ACTION ITEM
Lines in the entries below where the word "users" shows up should each be copied.
EXTRACTED ENTRIES Start Marker
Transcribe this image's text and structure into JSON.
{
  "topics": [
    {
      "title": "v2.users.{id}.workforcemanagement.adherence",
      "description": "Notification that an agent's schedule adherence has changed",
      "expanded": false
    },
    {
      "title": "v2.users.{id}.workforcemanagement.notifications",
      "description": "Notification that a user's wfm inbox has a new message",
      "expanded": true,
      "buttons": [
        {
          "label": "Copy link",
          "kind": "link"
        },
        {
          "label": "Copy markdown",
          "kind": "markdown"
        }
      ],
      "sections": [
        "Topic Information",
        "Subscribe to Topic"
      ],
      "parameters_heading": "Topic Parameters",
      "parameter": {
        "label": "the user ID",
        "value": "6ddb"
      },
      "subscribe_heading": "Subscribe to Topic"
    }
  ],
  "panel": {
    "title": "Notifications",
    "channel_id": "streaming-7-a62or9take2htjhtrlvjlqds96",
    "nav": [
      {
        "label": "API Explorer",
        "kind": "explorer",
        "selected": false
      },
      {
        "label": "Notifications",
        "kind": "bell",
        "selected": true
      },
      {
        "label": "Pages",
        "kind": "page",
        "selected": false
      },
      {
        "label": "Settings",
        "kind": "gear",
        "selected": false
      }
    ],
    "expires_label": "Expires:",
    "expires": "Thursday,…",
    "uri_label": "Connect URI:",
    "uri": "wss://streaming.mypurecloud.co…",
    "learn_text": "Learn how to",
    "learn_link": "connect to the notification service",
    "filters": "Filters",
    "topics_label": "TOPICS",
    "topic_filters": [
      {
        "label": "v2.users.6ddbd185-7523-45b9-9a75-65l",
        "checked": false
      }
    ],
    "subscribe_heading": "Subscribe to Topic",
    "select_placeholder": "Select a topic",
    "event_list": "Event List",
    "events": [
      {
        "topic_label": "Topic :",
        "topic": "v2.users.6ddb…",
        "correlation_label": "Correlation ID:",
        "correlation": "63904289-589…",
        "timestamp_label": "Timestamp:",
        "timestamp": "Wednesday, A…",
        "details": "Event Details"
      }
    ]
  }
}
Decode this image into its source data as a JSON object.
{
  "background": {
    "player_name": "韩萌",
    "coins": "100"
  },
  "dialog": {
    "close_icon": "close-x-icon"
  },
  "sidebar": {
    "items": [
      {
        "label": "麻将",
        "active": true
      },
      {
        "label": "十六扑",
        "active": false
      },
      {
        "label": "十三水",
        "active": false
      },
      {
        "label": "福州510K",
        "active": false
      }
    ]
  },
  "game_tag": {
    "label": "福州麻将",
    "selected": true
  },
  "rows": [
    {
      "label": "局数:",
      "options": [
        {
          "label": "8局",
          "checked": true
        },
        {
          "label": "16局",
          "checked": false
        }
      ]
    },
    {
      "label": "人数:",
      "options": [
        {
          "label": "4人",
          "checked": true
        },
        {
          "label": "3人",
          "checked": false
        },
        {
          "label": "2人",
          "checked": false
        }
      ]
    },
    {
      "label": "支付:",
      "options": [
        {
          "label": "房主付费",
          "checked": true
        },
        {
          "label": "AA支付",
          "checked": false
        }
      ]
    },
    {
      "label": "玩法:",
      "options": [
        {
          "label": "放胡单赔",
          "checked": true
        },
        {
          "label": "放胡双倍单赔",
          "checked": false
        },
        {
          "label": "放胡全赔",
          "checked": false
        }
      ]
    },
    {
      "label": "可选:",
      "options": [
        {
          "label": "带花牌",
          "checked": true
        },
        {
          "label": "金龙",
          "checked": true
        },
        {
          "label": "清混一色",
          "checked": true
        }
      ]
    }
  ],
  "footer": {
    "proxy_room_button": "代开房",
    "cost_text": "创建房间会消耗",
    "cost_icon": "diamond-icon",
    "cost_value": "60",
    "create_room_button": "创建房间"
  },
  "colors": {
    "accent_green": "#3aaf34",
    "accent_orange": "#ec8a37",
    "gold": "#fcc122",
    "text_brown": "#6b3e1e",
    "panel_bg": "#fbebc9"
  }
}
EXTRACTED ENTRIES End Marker
EXPECTED ANSWER
      "title": "v2.users.{id}.workforcemanagement.adherence",
      "title": "v2.users.{id}.workforcemanagement.notifications",
        "label": "v2.users.6ddbd185-7523-45b9-9a75-65l",
        "topic": "v2.users.6ddb…",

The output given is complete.